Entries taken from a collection
---*---
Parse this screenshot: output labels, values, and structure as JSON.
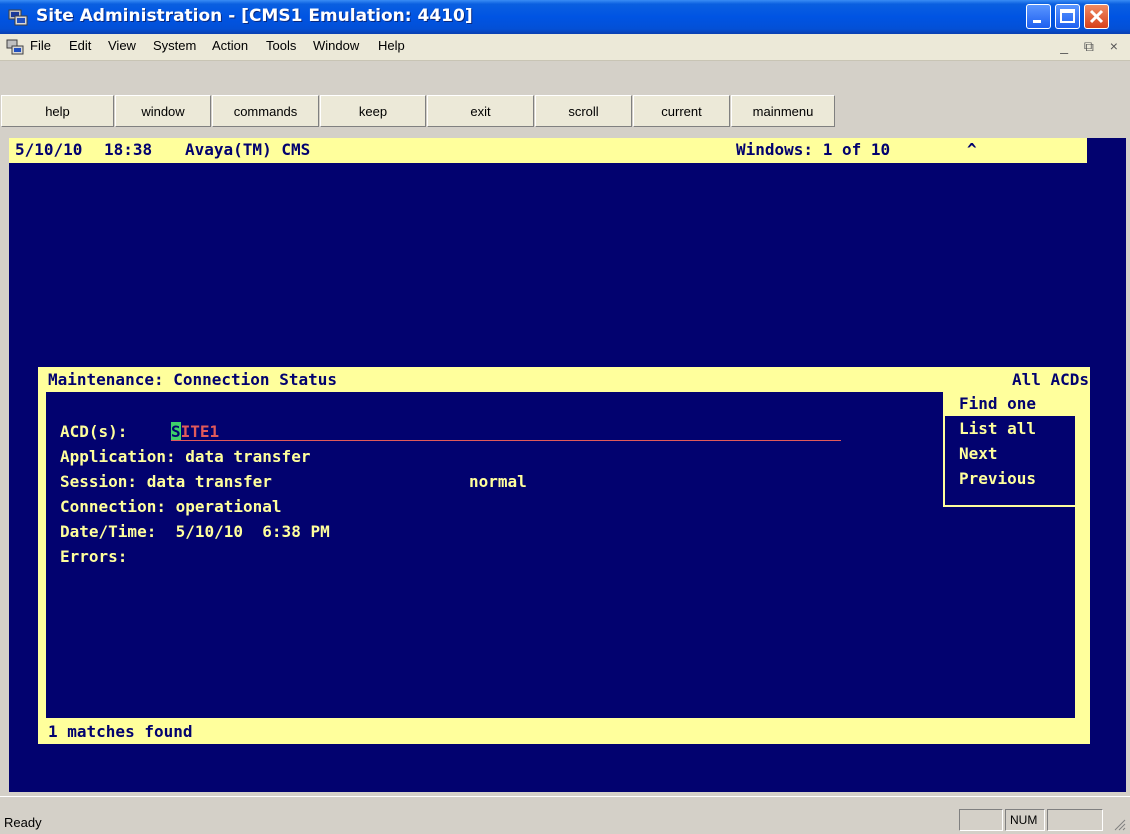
{
  "window": {
    "title": "Site Administration - [CMS1 Emulation: 4410]",
    "controls": [
      "minimize",
      "maximize",
      "close"
    ]
  },
  "menu": {
    "items": [
      "File",
      "Edit",
      "View",
      "System",
      "Action",
      "Tools",
      "Window",
      "Help"
    ],
    "mdi_controls": "_ ⧉ ×"
  },
  "toolbar": {
    "buttons": [
      "help",
      "window",
      "commands",
      "keep",
      "exit",
      "scroll",
      "current",
      "mainmenu"
    ]
  },
  "terminal": {
    "date": "5/10/10",
    "time": "18:38",
    "product": "Avaya(TM) CMS",
    "windows_count": "Windows: 1 of 10",
    "scroll_indicator": "^",
    "window": {
      "title": "Maintenance: Connection Status",
      "scope": "All ACDs",
      "acd_label": "ACD(s):",
      "acd_cursor": "S",
      "acd_value": "SITE1",
      "application": "Application: data transfer",
      "session": "Session: data transfer",
      "session_mode": "normal",
      "connection": "Connection: operational",
      "datetime": "Date/Time:  5/10/10  6:38 PM",
      "errors": "Errors:",
      "actions": [
        "Find one",
        "List all",
        "Next",
        "Previous"
      ],
      "matches": "1 matches found"
    }
  },
  "statusbar": {
    "text": "Ready",
    "panes": [
      "",
      "NUM",
      ""
    ]
  },
  "colors": {
    "terminal_bg": "#02026f",
    "highlight": "#ffff9c",
    "input_value": "#e25a5a",
    "cursor": "#3fd06a"
  }
}
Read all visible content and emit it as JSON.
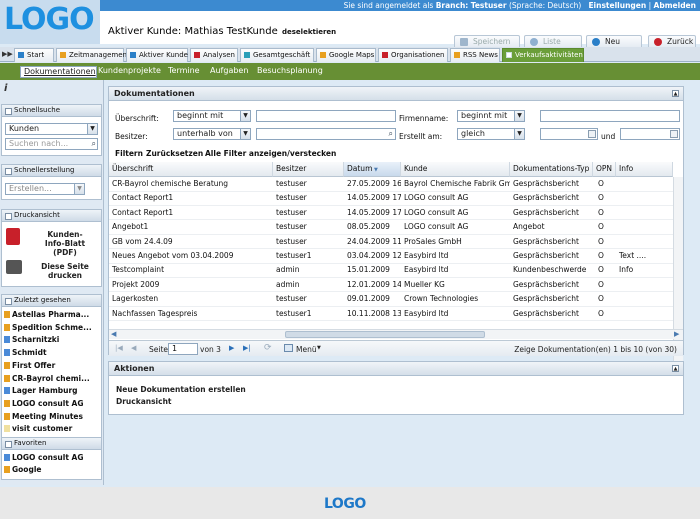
{
  "logo": "LOGO",
  "topbar": {
    "prefix": "Sie sind angemeldet als",
    "branch_label": "Branch:",
    "branch": "Testuser",
    "lang": "(Sprache: Deutsch)",
    "settings": "Einstellungen",
    "sep": "|",
    "logout": "Abmelden"
  },
  "header": {
    "title_label": "Aktiver Kunde:",
    "title_value": "Mathias TestKunde",
    "deselect": "deselektieren",
    "buttons": {
      "save": "Speichern",
      "list": "Liste",
      "new": "Neu",
      "back": "Zurück"
    }
  },
  "tabs": [
    {
      "label": "Start",
      "color": "#2a7fc8"
    },
    {
      "label": "Zeitmanagement",
      "color": "#e8a020"
    },
    {
      "label": "Aktiver Kunde",
      "color": "#2a7fc8"
    },
    {
      "label": "Analysen",
      "color": "#c8202a"
    },
    {
      "label": "Gesamtgeschäft",
      "color": "#2a9fb8"
    },
    {
      "label": "Google Maps",
      "color": "#e8a020"
    },
    {
      "label": "Organisationen",
      "color": "#c8202a"
    },
    {
      "label": "RSS News",
      "color": "#e8a020"
    },
    {
      "label": "Verkaufsaktivitäten",
      "color": "#ffffff"
    }
  ],
  "subnav": [
    "Dokumentationen",
    "Kundenprojekte",
    "Termine",
    "Aufgaben",
    "Besuchsplanung"
  ],
  "sidebar": {
    "info": "i",
    "quicksearch": {
      "title": "Schnellsuche",
      "select": "Kunden",
      "placeholder": "Suchen nach..."
    },
    "quickcreate": {
      "title": "Schnellerstellung",
      "select": "Erstellen..."
    },
    "print": {
      "title": "Druckansicht",
      "item1": "Kunden-Info-Blatt (PDF)",
      "item1a": "Kunden-",
      "item1b": "Info-Blatt (PDF)",
      "item2a": "Diese Seite",
      "item2b": "drucken"
    },
    "recent": {
      "title": "Zuletzt gesehen",
      "items": [
        {
          "label": "Astellas Pharma...",
          "c": "#e8a020"
        },
        {
          "label": "Spedition Schme...",
          "c": "#e8a020"
        },
        {
          "label": "Scharnitzki",
          "c": "#4a8ad8"
        },
        {
          "label": "Schmidt",
          "c": "#4a8ad8"
        },
        {
          "label": "First Offer",
          "c": "#e8a020"
        },
        {
          "label": "CR-Bayrol chemi...",
          "c": "#e8a020"
        },
        {
          "label": "Lager Hamburg",
          "c": "#4a8ad8"
        },
        {
          "label": "LOGO consult AG",
          "c": "#e8a020"
        },
        {
          "label": "Meeting Minutes",
          "c": "#e8a020"
        },
        {
          "label": "visit customer",
          "c": "#f0e0a0"
        }
      ]
    },
    "favorites": {
      "title": "Favoriten",
      "items": [
        {
          "label": "LOGO consult AG",
          "c": "#4a8ad8"
        },
        {
          "label": "Google",
          "c": "#e8a020"
        }
      ]
    }
  },
  "docs": {
    "title": "Dokumentationen",
    "filter": {
      "subject_label": "Überschrift:",
      "subject_op": "beginnt mit",
      "owner_label": "Besitzer:",
      "owner_op": "unterhalb von",
      "company_label": "Firmenname:",
      "company_op": "beginnt mit",
      "created_label": "Erstellt am:",
      "created_op": "gleich",
      "and": "und",
      "links": [
        "Filtern",
        "Zurücksetzen",
        "Alle Filter anzeigen/verstecken"
      ]
    },
    "columns": [
      "Überschrift",
      "Besitzer",
      "Datum",
      "Kunde",
      "Dokumentations-Typ",
      "OPN",
      "Info"
    ],
    "rows": [
      [
        "CR-Bayrol chemische Beratung",
        "testuser",
        "27.05.2009 16:",
        "Bayrol Chemische Fabrik GmbH",
        "Gesprächsbericht",
        "O",
        ""
      ],
      [
        "Contact Report1",
        "testuser",
        "14.05.2009 17:",
        "LOGO consult AG",
        "Gesprächsbericht",
        "O",
        ""
      ],
      [
        "Contact Report1",
        "testuser",
        "14.05.2009 17:",
        "LOGO consult AG",
        "Gesprächsbericht",
        "O",
        ""
      ],
      [
        "Angebot1",
        "testuser",
        "08.05.2009",
        "LOGO consult AG",
        "Angebot",
        "O",
        ""
      ],
      [
        "GB vom 24.4.09",
        "testuser",
        "24.04.2009 11:",
        "ProSales GmbH",
        "Gesprächsbericht",
        "O",
        ""
      ],
      [
        "Neues Angebot vom 03.04.2009",
        "testuser1",
        "03.04.2009 12:",
        "Easybird ltd",
        "Gesprächsbericht",
        "O",
        "Text ...."
      ],
      [
        "Testcomplaint",
        "admin",
        "15.01.2009",
        "Easybird ltd",
        "Kundenbeschwerde",
        "O",
        "Info"
      ],
      [
        "Projekt 2009",
        "admin",
        "12.01.2009 14:",
        "Mueller KG",
        "Gesprächsbericht",
        "O",
        ""
      ],
      [
        "Lagerkosten",
        "testuser",
        "09.01.2009",
        "Crown Technologies",
        "Gesprächsbericht",
        "O",
        ""
      ],
      [
        "Nachfassen Tagespreis",
        "testuser1",
        "10.11.2008 13:",
        "Easybird ltd",
        "Gesprächsbericht",
        "O",
        ""
      ]
    ],
    "pager": {
      "page_label": "Seite",
      "page": "1",
      "of": "von 3",
      "menu": "Menü",
      "summary": "Zeige Dokumentation(en) 1 bis 10 (von 30)"
    }
  },
  "actions": {
    "title": "Aktionen",
    "items": [
      "Neue Dokumentation erstellen",
      "Druckansicht"
    ]
  },
  "footer": {
    "logo": "LOGO"
  }
}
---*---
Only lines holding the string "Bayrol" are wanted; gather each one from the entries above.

**Response area:**
          "label": "CR-Bayrol chemi...",
        "CR-Bayrol chemische Beratung",
        "Bayrol Chemische Fabrik GmbH",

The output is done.